==== Dataset extract

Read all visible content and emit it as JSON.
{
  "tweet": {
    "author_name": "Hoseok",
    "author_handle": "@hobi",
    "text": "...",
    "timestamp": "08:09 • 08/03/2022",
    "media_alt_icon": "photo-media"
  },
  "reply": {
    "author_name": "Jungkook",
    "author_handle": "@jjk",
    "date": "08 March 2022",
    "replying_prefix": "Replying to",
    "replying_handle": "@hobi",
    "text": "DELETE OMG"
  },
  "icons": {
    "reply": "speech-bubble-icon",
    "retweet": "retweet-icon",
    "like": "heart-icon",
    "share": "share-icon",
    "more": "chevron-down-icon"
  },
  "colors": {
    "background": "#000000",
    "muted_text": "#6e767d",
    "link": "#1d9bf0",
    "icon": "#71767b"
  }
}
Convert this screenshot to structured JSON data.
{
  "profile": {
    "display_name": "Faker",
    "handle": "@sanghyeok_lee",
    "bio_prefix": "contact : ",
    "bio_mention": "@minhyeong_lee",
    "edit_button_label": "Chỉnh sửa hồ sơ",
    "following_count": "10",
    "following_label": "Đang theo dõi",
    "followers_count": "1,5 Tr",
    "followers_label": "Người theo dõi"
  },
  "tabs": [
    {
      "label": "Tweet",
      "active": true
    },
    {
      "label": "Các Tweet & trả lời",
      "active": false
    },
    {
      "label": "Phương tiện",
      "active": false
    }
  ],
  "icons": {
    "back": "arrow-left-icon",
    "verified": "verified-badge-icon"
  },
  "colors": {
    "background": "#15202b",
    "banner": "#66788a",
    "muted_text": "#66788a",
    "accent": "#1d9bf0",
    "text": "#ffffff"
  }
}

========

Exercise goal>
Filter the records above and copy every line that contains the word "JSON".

Reply to the task>
Read all visible content and emit it as JSON.
Convert this screenshot to structured JSON data.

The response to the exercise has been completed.